Answering Your Questions
Is endometriosis confined only to a specific age?
Endometriosis is commonly happening in women during their productive age group (from puberty up to menopause) but it can also affect young girls during their premenarcheal age and postmenopausal age group.
What happens if my diagnosed endometriosis is untreated?
- 17-29% of endometriosis lesions resolve spontaneously
- 24-64% progress to more severe disease
- 9-59% remain stable over 12 months
What’s wrong with having ectopic endometrial glands elsewhere outside the uterus?
Ectopic endometrial glands outside the uterus responds to the monthly hormonal changes, same as the native endometrial glands inside the uterus with one main difference, the intrauterine endometrial glands sheds off every month and comes off with the period blood, however, the ectopic endometrial glands does not shed off, in fact with repetitive, monthly hormonal manipulation, they transformed into localised inflammatory spots that can generate different types of pain and also can affect fertility.
Can my doctor make a diagnosis of endometriosis during my first visit with him?
Unfortunately, the definite diagnosis of endometriosis is usually made during laparoscopy but there are some findings during physical examination that can raise high index of suspicion for an underlying endometriosis such as feeling of a tender point or nodule behind the uterus, feeling of a tender cystic ovary, feeling of a tender immobile uterus, and rarely endometriosis lesions can be visualised on the cervix or the vagina.
What about surgical staging of endometriosis?
Endometriosis can be surgically staged as (see figure 5)

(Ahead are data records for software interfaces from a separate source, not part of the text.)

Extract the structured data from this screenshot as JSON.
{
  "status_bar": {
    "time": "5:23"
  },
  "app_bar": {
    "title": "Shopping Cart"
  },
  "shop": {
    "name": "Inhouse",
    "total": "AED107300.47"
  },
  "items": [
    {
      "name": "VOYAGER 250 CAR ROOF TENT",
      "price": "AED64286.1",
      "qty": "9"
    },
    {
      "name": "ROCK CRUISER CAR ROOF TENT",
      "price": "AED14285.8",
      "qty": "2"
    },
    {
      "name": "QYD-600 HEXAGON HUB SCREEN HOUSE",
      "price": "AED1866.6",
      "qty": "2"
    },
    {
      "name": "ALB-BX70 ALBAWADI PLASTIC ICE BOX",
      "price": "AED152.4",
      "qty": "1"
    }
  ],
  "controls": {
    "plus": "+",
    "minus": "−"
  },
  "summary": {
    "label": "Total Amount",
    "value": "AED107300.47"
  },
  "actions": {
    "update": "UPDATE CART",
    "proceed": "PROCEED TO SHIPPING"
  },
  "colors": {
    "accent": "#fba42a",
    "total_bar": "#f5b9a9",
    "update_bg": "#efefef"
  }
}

Stage 1: minimal disease is characterised by isolated implants and no significant adhesions.
Stage 2: mild disease, superficial implants that are less than 5cm in total aggregates and scattered over the peritoneum or the ovary.
Stage 3: moderate disease, multiple implants, both superficial and deep +/- presence of adhesions around the tubes or ovaries
Stage 4: severe disease, multiple superficial and deep implants including large ovarian endometrioma, dense bowel/bladder/ureteric adhesions.
Figure 5: Staging of endometriosis
Is it true that pregnancy can cure or improve endometriosis disease?
Yes, during pregnancy and under the influence of pregnancy related hormones, the endometriosis lesions can go through a process called decidualisation which can make endometriosis lesions and the resultant symptoms often disappear or improve.
Is there any link between endometriosis and cancer?
Yes, there was a big analytic study (meta-analysis) that compared the risk of ovarian cancer among 8000 women included in 14 different studies and has found that patients with ovarian endometriosis have 2-3 fold increased risk of ovarian cancer.